Citation: Zhong Y, Lee K and He JC (2018) SIRT1 Is a Potential Drug Target for Treatment of Diabetic Kidney Disease. Front. Endocrinol. 9:624. doi: 10.3389/fendo.2018.00624

Received: 03 July 2018; Accepted: 01 October 2018;
Published: 17 October 2018.

Edited by:

Yang Yang, Northwest University, China

Reviewed by:

Fan Peng, Fourth Military Medical University, China
Agnieszka Swiatecka-Urban, University of Pittsburgh, United States
Belinda Jim, Jacobi Medical Center, United States

Copyright © 2018 Zhong, Lee and He. This is an open-access article distributed under the terms of the Creative Commons Attribution License (CC BY). The use, distribution or reproduction in other forums is permitted, provided the original author(s) and the copyright owner(s) are credited and that the original publication in this journal is cited, in accordance with accepted academic practice. No use, distribution or reproduction is permitted which does not comply with these terms.

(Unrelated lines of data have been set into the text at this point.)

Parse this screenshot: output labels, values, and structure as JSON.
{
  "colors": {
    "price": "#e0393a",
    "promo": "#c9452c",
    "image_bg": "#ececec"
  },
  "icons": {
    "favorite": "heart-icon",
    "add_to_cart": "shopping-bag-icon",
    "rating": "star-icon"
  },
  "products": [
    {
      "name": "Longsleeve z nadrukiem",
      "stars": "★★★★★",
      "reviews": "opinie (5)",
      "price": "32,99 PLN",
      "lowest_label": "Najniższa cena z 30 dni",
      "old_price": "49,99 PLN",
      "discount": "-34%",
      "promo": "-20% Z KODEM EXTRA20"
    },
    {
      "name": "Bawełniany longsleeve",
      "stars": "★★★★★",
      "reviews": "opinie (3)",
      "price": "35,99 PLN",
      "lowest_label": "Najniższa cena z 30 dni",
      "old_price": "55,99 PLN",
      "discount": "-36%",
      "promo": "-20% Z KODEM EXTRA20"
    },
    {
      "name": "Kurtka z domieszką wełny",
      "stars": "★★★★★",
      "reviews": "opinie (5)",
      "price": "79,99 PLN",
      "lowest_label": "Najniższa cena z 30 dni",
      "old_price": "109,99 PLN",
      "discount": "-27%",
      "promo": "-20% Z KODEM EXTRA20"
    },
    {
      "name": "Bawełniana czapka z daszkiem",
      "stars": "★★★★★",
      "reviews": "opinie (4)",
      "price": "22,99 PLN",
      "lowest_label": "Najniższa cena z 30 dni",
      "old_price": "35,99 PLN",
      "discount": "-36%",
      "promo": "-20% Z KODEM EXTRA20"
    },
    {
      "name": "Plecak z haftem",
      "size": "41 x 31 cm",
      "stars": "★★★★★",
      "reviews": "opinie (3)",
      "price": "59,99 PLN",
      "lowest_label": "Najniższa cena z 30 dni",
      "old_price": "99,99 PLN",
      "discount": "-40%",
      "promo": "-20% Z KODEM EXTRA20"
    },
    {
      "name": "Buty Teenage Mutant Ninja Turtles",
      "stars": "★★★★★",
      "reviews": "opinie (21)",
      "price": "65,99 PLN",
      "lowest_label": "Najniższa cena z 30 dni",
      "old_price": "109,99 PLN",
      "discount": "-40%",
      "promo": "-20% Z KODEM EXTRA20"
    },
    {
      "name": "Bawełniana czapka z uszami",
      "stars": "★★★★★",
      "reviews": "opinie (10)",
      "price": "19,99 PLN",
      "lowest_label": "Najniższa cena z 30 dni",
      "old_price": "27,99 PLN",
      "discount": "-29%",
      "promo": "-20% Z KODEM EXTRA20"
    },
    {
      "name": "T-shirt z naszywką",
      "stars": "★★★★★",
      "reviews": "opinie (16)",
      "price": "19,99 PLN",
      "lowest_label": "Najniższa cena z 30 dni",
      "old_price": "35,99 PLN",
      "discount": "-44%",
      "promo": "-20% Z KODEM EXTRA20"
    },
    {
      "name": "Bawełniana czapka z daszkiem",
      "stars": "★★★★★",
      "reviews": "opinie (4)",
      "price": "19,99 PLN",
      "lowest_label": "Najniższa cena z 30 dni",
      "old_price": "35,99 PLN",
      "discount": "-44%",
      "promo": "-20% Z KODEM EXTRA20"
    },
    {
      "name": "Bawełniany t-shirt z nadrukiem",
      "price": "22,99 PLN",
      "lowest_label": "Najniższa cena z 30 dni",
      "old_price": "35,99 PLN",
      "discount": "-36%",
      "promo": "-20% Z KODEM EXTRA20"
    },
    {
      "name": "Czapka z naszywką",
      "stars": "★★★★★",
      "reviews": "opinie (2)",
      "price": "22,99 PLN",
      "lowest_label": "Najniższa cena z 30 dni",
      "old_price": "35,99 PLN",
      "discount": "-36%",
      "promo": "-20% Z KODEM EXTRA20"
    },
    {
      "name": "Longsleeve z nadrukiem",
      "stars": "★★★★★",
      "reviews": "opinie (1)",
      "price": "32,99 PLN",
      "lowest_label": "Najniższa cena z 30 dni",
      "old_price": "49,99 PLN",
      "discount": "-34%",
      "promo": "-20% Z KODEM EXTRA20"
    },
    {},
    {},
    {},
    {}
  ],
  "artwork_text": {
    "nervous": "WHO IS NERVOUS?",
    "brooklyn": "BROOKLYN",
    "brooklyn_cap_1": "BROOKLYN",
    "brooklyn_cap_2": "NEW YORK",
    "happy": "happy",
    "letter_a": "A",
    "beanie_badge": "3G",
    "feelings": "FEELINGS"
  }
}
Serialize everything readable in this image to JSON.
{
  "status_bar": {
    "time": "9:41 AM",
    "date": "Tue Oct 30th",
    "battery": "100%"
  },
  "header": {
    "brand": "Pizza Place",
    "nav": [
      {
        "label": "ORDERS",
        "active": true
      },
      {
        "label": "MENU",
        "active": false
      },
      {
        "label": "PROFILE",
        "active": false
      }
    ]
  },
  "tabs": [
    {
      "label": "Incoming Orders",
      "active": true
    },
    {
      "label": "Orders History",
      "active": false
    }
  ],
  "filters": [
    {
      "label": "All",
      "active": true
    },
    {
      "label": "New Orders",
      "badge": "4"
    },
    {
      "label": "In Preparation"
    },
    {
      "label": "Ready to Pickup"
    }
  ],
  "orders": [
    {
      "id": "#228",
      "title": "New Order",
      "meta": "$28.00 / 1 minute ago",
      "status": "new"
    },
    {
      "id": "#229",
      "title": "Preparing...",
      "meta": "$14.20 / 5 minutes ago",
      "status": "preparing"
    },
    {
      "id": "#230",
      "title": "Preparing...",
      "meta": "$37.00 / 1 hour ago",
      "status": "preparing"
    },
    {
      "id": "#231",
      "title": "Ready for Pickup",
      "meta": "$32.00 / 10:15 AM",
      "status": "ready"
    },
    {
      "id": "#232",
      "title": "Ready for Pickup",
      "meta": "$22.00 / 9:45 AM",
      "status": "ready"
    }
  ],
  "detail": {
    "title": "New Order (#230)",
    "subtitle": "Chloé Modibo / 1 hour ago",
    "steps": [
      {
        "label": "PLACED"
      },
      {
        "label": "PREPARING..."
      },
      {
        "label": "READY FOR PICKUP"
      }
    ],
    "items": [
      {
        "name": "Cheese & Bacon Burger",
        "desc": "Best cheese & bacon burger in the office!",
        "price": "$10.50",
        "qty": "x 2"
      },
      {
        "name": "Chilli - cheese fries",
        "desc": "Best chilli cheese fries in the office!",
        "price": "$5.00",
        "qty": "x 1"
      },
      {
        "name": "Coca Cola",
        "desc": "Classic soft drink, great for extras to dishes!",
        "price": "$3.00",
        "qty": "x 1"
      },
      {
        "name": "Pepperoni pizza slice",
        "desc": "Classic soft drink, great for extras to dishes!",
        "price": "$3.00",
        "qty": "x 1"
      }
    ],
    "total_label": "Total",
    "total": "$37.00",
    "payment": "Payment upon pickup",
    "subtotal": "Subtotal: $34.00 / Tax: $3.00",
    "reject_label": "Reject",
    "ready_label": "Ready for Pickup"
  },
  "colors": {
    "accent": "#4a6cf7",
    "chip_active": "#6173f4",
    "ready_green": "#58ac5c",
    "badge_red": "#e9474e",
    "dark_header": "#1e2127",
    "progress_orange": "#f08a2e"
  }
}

*Correspondence: Yifei Zhong, yifeilily@126.com
John Cijiang He, cijiang.he@mssm.edu